When I was studying to become a speech-language pathologist, I learned a big, intellectual word (well, LOTS of them, but this one actually stuck with me): Metalinguistics. It's a musical-sounding, fancy way to say "analyzing the components of language" (which is all very fascinating until you have to start transcribing language samples using the phonetic alphabet, and counting each use of articles/nouns/ing-verbs, etc. After that, not so much.) Now, I freely admit to being a lifelong, certified, card-carrying Word Nerd who reads voraciously and does crossword puzzles for fun and relaxation...but occasionally I wonder how I sound to other people.
When I hear my children talk, I sometimes get small clues that they're taking after their mother already...like when 6-year old Riley told me that the reason he scraped his hand was that he and our neighbor (who outweighs him by 70 pounds. I'm not kidding) had collided. Not "bumped into each other", mind you. Later he was griping about Derek, "He shouldn't antagonize me!"
Meanwhile Derek was telling me a story about how he and Riley and my husband had taken a short walk and unwittingly found the house of a baseball teammate of Derek's. "He lives so close that we wouldn't even have to drive to get there...unless we were feeling exceptionally lazy that day!" (I actually started to inform him that 9-year olds just do not speak that way...but I managed to hold my tongue.)

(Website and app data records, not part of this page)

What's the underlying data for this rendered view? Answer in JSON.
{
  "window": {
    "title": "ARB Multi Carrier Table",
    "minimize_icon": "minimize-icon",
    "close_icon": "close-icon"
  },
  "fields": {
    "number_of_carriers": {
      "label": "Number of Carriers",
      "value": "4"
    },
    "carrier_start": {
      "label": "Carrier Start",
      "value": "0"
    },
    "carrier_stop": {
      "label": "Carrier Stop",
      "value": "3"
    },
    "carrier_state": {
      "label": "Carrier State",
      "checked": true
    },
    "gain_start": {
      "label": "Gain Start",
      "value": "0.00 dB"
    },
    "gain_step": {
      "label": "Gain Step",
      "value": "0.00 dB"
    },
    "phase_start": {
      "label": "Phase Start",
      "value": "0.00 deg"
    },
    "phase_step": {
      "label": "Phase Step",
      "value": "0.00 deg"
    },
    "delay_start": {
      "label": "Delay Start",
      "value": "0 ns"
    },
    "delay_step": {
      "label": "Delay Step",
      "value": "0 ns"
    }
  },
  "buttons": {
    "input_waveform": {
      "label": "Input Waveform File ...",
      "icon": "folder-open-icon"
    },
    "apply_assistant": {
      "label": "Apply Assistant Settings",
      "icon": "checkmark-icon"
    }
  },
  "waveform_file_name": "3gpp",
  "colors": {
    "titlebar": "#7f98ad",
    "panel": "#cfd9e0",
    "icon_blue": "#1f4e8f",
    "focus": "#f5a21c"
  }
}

So what can we infer from these examples?
1. It's never too early to join the Junior Word Nerds (although maybe for the younger set we need a cooler name: Word Warriors? Vocabulary Villains? Dictionary Dudes?) and
2. (borrowing from a good friend of mine) "they should put down the book, and go watch some Spongebob or something!"